◆ **Dataset records**
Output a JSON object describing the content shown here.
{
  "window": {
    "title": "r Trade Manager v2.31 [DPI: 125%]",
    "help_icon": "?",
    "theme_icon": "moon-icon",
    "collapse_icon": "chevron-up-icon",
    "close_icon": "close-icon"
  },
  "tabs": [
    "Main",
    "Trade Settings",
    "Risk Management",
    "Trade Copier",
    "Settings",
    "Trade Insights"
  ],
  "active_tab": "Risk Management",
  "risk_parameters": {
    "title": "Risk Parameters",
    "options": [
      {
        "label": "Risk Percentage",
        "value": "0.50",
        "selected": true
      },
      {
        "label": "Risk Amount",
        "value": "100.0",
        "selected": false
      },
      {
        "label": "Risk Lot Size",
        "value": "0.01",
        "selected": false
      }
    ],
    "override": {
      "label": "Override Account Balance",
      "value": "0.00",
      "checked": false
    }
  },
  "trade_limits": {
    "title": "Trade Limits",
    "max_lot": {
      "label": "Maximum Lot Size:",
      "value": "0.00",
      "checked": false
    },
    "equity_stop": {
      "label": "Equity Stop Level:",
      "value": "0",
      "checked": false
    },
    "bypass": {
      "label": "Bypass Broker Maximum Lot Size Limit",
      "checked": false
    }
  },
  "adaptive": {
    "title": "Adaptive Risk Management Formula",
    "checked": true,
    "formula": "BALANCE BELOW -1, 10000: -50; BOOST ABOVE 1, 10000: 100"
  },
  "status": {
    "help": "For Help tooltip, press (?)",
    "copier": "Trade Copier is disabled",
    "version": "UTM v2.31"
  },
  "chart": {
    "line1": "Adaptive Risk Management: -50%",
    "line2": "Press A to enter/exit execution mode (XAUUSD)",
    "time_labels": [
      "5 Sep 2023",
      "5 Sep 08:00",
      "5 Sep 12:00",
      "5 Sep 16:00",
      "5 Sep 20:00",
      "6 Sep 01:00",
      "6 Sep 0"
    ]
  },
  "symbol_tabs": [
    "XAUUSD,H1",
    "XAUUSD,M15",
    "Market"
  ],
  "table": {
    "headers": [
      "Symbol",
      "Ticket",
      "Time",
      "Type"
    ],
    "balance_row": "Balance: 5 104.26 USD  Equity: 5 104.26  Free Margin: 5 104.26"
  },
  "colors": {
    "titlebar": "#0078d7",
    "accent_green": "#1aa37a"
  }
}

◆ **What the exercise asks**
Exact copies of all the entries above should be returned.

◆ **Solution for this exercise**
Output a JSON object describing the content shown here.
{
  "window": {
    "title": "r Trade Manager v2.31 [DPI: 125%]",
    "help_icon": "?",
    "theme_icon": "moon-icon",
    "collapse_icon": "chevron-up-icon",
    "close_icon": "close-icon"
  },
  "tabs": [
    "Main",
    "Trade Settings",
    "Risk Management",
    "Trade Copier",
    "Settings",
    "Trade Insights"
  ],
  "active_tab": "Risk Management",
  "risk_parameters": {
    "title": "Risk Parameters",
    "options": [
      {
        "label": "Risk Percentage",
        "value": "0.50",
        "selected": true
      },
      {
        "label": "Risk Amount",
        "value": "100.0",
        "selected": false
      },
      {
        "label": "Risk Lot Size",
        "value": "0.01",
        "selected": false
      }
    ],
    "override": {
      "label": "Override Account Balance",
      "value": "0.00",
      "checked": false
    }
  },
  "trade_limits": {
    "title": "Trade Limits",
    "max_lot": {
      "label": "Maximum Lot Size:",
      "value": "0.00",
      "checked": false
    },
    "equity_stop": {
      "label": "Equity Stop Level:",
      "value": "0",
      "checked": false
    },
    "bypass": {
      "label": "Bypass Broker Maximum Lot Size Limit",
      "checked": false
    }
  },
  "adaptive": {
    "title": "Adaptive Risk Management Formula",
    "checked": true,
    "formula": "BALANCE BELOW -1, 10000: -50; BOOST ABOVE 1, 10000: 100"
  },
  "status": {
    "help": "For Help tooltip, press (?)",
    "copier": "Trade Copier is disabled",
    "version": "UTM v2.31"
  },
  "chart": {
    "line1": "Adaptive Risk Management: -50%",
    "line2": "Press A to enter/exit execution mode (XAUUSD)",
    "time_labels": [
      "5 Sep 2023",
      "5 Sep 08:00",
      "5 Sep 12:00",
      "5 Sep 16:00",
      "5 Sep 20:00",
      "6 Sep 01:00",
      "6 Sep 0"
    ]
  },
  "symbol_tabs": [
    "XAUUSD,H1",
    "XAUUSD,M15",
    "Market"
  ],
  "table": {
    "headers": [
      "Symbol",
      "Ticket",
      "Time",
      "Type"
    ],
    "balance_row": "Balance: 5 104.26 USD  Equity: 5 104.26  Free Margin: 5 104.26"
  },
  "colors": {
    "titlebar": "#0078d7",
    "accent_green": "#1aa37a"
  }
}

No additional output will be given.